Sparks Fostering aims to, where possible, support rather than undermine the parental role. The significance of contact for children looked after, and of maintaining relationships with birth parents and the wider family, including siblings, halfsiblings and grandparents, is recognised, as is the foster parent’s role in this.

Children should have an enjoyable childhood, benefiting from excellent parenting and education, enjoying a wide range of opportunities to develop their talents and skills leading to a successful adult life.

Children are entitled to grow up in a loving environment that can meet their developmental needs.

Every child should have his or her wishes and feelings listened to and taken into account. The child’s wishes and feelings should always be established and taken into account when taking decisions in respect of children looked after.

The particular needs of disabled children and children with complex needs will be fully recognised and taken into account

Each child should be valued as an individual and given personalised support in line with their individual needs and background in order to develop their identity, self-confidence and self-worth.

Children in foster care deserve to be treated as a good parent would treat their own children and to have the opportunity for as full an experience of family life and childhood as possible, without unnecessary restrictions.

Foster parents are required by their Foster Care Agreement to care for any child placed as if the child was a child of the foster parent’s family.
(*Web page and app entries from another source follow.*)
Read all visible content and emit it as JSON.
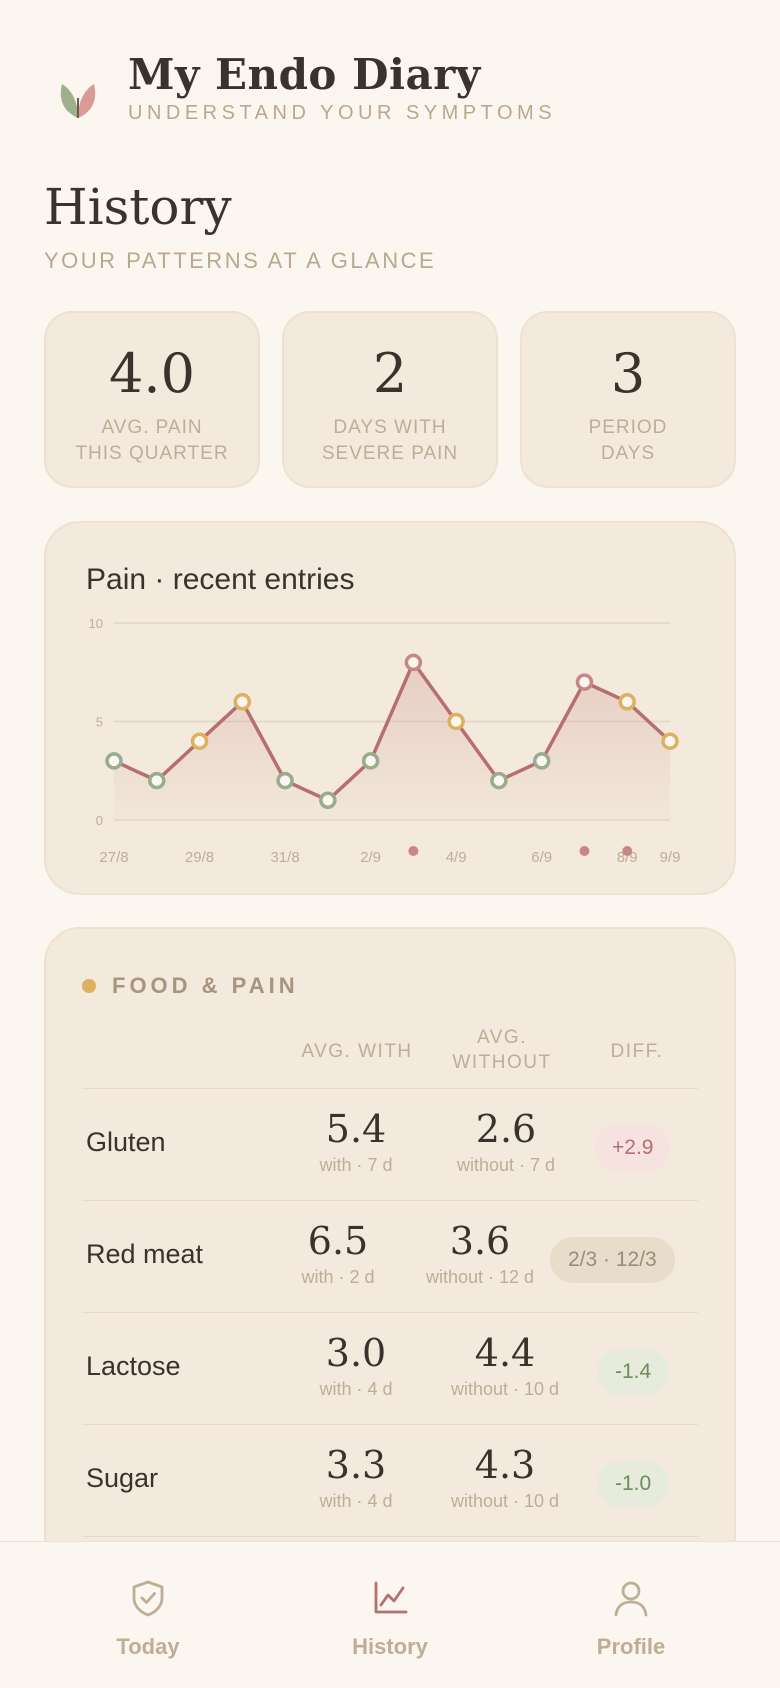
{
  "app": {
    "title": "My Endo Diary",
    "subtitle": "UNDERSTAND YOUR SYMPTOMS"
  },
  "page": {
    "title": "History",
    "subtitle": "YOUR PATTERNS AT A GLANCE"
  },
  "stats": [
    {
      "value": "4.0",
      "label": "AVG. PAIN\nTHIS QUARTER"
    },
    {
      "value": "2",
      "label": "DAYS WITH\nSEVERE PAIN"
    },
    {
      "value": "3",
      "label": "PERIOD\nDAYS"
    }
  ],
  "chart_data": {
    "type": "line",
    "title": "Pain · recent entries",
    "xlabel": "",
    "ylabel": "",
    "ylim": [
      0,
      10
    ],
    "y_ticks": [
      "0",
      "5",
      "10"
    ],
    "x_tick_labels": [
      "27/8",
      "29/8",
      "31/8",
      "2/9",
      "4/9",
      "6/9",
      "8/9",
      "9/9"
    ],
    "x_tick_index": [
      0,
      2,
      4,
      6,
      8,
      10,
      12,
      13
    ],
    "series": [
      {
        "values": [
          3,
          2,
          4,
          6,
          2,
          1,
          3,
          8,
          5,
          2,
          3,
          7,
          6,
          4
        ]
      }
    ],
    "period_marker_index": [
      7,
      11,
      12
    ],
    "grid": true,
    "colors": {
      "line": "#b76e6e",
      "low": "#97ad8b",
      "mid": "#dcb15f",
      "high": "#c98686",
      "period_marker": "#c98686"
    }
  },
  "food": {
    "heading": "FOOD & PAIN",
    "columns": {
      "with": "AVG. WITH",
      "without": "AVG.\nWITHOUT",
      "diff": "DIFF."
    },
    "rows": [
      {
        "name": "Gluten",
        "with_val": "5.4",
        "with_sub": "with · 7 d",
        "without_val": "2.6",
        "without_sub": "without · 7 d",
        "diff": "+2.9",
        "diff_type": "up"
      },
      {
        "name": "Red meat",
        "with_val": "6.5",
        "with_sub": "with · 2 d",
        "without_val": "3.6",
        "without_sub": "without · 12 d",
        "diff": "2/3 · 12/3",
        "diff_type": "neutral"
      },
      {
        "name": "Lactose",
        "with_val": "3.0",
        "with_sub": "with · 4 d",
        "without_val": "4.4",
        "without_sub": "without · 10 d",
        "diff": "-1.4",
        "diff_type": "down"
      },
      {
        "name": "Sugar",
        "with_val": "3.3",
        "with_sub": "with · 4 d",
        "without_val": "4.3",
        "without_sub": "without · 10 d",
        "diff": "-1.0",
        "diff_type": "down"
      }
    ],
    "badge_colors": {
      "up": {
        "bg": "#f6e3df",
        "fg": "#b76e6e"
      },
      "neutral": {
        "bg": "#e8dccb",
        "fg": "#9c8c78"
      },
      "down": {
        "bg": "#e7ebdc",
        "fg": "#6f8a5e"
      }
    }
  },
  "nav": {
    "items": [
      {
        "label": "Today",
        "icon": "shield-check-icon"
      },
      {
        "label": "History",
        "icon": "chart-line-icon"
      },
      {
        "label": "Profile",
        "icon": "user-icon"
      }
    ],
    "active": "History"
  }
}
The default position should be that the foster parent does not treat the child differently to their own children.

Foster parents have an important contribution to make in planning and decision making about the child

The central importance of the child’s relationship with their foster parent is acknowledged and the work of the wider team around the child will be undertaken in a way that strengthens and supports the role of the foster parent.
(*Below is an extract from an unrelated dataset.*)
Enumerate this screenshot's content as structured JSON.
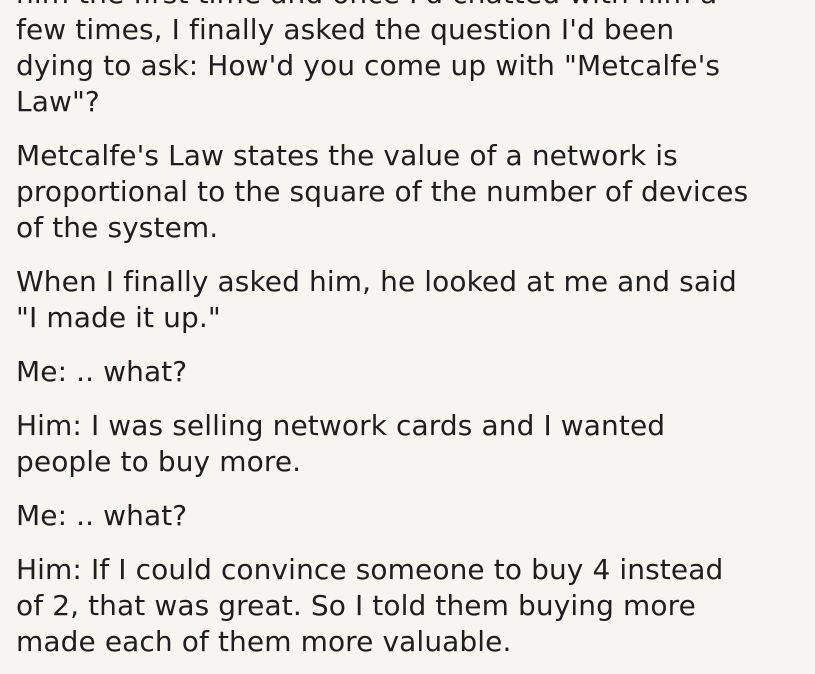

Foster parents are recognised as having (or developing) the skill, knowledge, expertise, self-awareness, commitment and the ability to work as part of the team around the child

Sparks Fostering and responsible authorities must value and promote the central role of foster parents as part of the wider team, not just caring for and supporting the child, but also contributing to planning for the child, for example through attending reviews and meetings with other professionals concerned with the child.
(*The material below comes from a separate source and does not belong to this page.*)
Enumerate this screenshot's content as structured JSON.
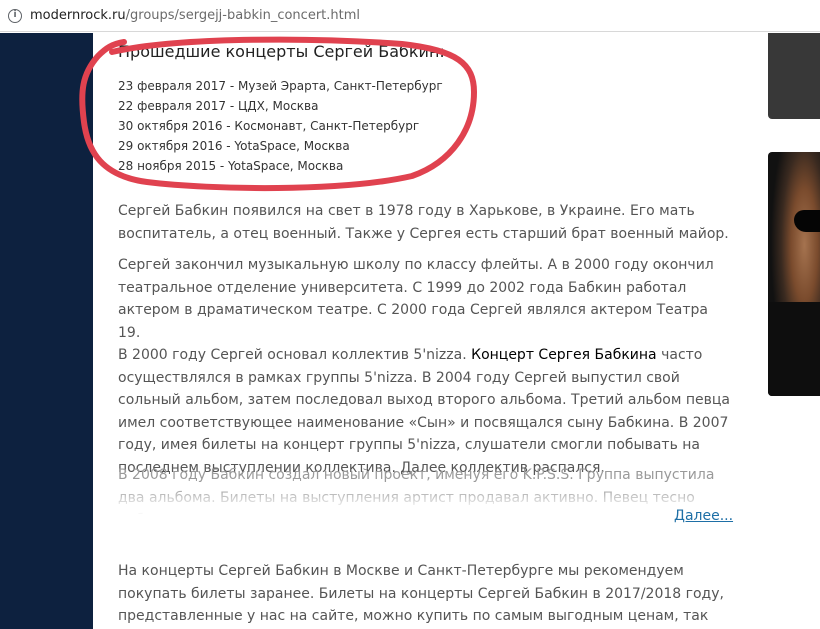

Foster parents have a right to full information about the child

The status of foster parents is respected, and their levels of authority clearly defined so that they can give children in their care a full experience of family life, safeguard them and help them to grow and reach their potential. The central importance of the child’s relationship with their foster parent is acknowledged and foster parents should be recognised as core members of the team working with the child

Foster parents receive relevant support services and development opportunities in order to provide the best care for children

Genuine partnership between all those involved in fostering children is essential; this includes the Government, local government, other statutory agencies, fostering service providers and foster parents.

Further Information

Our main objectives

Matching Fostering Families With Children In The Care Of The Local Authority

Sparks Fostering is an independent fostering provider which matches fostering families with children in the care of the local authority who are aged between 0 to 18 years (although foster parents will be encouraged to care for children beyond this age whenever this is possible).

Meeting The Needs Of Children

Recruitment of foster parents is geared towards meeting the needs of children who are waiting for placement; therefore, reasonable effort will be made to ensure the demographics of foster parents reflect the diversity of children who are waiting for fostering placements.

Strategically Recruit And Assess Prospective Foster Parents

The main tasks for Sparks Fostering are to strategically recruit and assess prospective foster parents; to train the parents so they are able to offer the best level of care to the children; to match children to the homes which are most likely to suit the needs of the child; to support the foster parents and children as build their relationship; to supervise foster parents and staff; and to continue to offer support, training and supervision to staff and foster parents for as long as the placement lasts. All of these core functions are expanded upon in considerable detail in later policies and procedures and will be central to the training topics offered to foster parents, other fostering family members, and to Sparks Fostering staff.